● **THE DATA**
—————

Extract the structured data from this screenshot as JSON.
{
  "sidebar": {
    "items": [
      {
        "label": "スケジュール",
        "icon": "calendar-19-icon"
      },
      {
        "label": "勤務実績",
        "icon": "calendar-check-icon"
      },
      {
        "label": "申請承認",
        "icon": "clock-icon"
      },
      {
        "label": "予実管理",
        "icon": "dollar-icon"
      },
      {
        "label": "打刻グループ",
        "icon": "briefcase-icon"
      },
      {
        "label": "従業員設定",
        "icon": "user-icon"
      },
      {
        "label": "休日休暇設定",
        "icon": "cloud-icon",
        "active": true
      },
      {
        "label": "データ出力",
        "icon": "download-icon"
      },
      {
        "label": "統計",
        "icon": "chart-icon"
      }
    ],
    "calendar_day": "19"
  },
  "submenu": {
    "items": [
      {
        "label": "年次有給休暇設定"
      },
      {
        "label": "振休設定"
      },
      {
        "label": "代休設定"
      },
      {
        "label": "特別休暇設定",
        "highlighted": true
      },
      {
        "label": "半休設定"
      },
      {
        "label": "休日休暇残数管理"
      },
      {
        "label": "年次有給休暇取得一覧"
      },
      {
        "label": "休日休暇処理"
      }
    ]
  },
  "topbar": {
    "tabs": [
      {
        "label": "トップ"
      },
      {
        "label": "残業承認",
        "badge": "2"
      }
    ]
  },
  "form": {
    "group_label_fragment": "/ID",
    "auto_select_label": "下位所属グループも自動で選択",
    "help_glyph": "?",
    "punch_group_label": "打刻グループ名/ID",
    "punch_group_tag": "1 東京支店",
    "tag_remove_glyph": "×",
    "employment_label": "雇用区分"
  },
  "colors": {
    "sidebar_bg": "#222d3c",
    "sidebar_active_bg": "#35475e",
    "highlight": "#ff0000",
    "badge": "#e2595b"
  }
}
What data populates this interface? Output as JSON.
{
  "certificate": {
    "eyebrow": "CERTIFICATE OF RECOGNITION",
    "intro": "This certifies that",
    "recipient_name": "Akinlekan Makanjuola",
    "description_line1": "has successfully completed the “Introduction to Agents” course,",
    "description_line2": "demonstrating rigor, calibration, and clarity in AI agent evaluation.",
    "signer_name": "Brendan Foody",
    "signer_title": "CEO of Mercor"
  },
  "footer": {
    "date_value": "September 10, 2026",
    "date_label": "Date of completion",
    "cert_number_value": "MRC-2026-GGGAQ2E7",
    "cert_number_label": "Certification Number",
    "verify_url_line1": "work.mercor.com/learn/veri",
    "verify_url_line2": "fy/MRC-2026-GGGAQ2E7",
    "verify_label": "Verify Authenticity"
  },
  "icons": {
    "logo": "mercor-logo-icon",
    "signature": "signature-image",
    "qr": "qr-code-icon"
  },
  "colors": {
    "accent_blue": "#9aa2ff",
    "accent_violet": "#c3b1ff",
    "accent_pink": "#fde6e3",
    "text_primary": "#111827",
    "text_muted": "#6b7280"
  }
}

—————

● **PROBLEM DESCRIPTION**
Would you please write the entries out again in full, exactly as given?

● **RESPONSE BOX**
Extract the structured data from this screenshot as JSON.
{
  "sidebar": {
    "items": [
      {
        "label": "スケジュール",
        "icon": "calendar-19-icon"
      },
      {
        "label": "勤務実績",
        "icon": "calendar-check-icon"
      },
      {
        "label": "申請承認",
        "icon": "clock-icon"
      },
      {
        "label": "予実管理",
        "icon": "dollar-icon"
      },
      {
        "label": "打刻グループ",
        "icon": "briefcase-icon"
      },
      {
        "label": "従業員設定",
        "icon": "user-icon"
      },
      {
        "label": "休日休暇設定",
        "icon": "cloud-icon",
        "active": true
      },
      {
        "label": "データ出力",
        "icon": "download-icon"
      },
      {
        "label": "統計",
        "icon": "chart-icon"
      }
    ],
    "calendar_day": "19"
  },
  "submenu": {
    "items": [
      {
        "label": "年次有給休暇設定"
      },
      {
        "label": "振休設定"
      },
      {
        "label": "代休設定"
      },
      {
        "label": "特別休暇設定",
        "highlighted": true
      },
      {
        "label": "半休設定"
      },
      {
        "label": "休日休暇残数管理"
      },
      {
        "label": "年次有給休暇取得一覧"
      },
      {
        "label": "休日休暇処理"
      }
    ]
  },
  "topbar": {
    "tabs": [
      {
        "label": "トップ"
      },
      {
        "label": "残業承認",
        "badge": "2"
      }
    ]
  },
  "form": {
    "group_label_fragment": "/ID",
    "auto_select_label": "下位所属グループも自動で選択",
    "help_glyph": "?",
    "punch_group_label": "打刻グループ名/ID",
    "punch_group_tag": "1 東京支店",
    "tag_remove_glyph": "×",
    "employment_label": "雇用区分"
  },
  "colors": {
    "sidebar_bg": "#222d3c",
    "sidebar_active_bg": "#35475e",
    "highlight": "#ff0000",
    "badge": "#e2595b"
  }
}
What data populates this interface? Output as JSON.
{
  "certificate": {
    "eyebrow": "CERTIFICATE OF RECOGNITION",
    "intro": "This certifies that",
    "recipient_name": "Akinlekan Makanjuola",
    "description_line1": "has successfully completed the “Introduction to Agents” course,",
    "description_line2": "demonstrating rigor, calibration, and clarity in AI agent evaluation.",
    "signer_name": "Brendan Foody",
    "signer_title": "CEO of Mercor"
  },
  "footer": {
    "date_value": "September 10, 2026",
    "date_label": "Date of completion",
    "cert_number_value": "MRC-2026-GGGAQ2E7",
    "cert_number_label": "Certification Number",
    "verify_url_line1": "work.mercor.com/learn/veri",
    "verify_url_line2": "fy/MRC-2026-GGGAQ2E7",
    "verify_label": "Verify Authenticity"
  },
  "icons": {
    "logo": "mercor-logo-icon",
    "signature": "signature-image",
    "qr": "qr-code-icon"
  },
  "colors": {
    "accent_blue": "#9aa2ff",
    "accent_violet": "#c3b1ff",
    "accent_pink": "#fde6e3",
    "text_primary": "#111827",
    "text_muted": "#6b7280"
  }
}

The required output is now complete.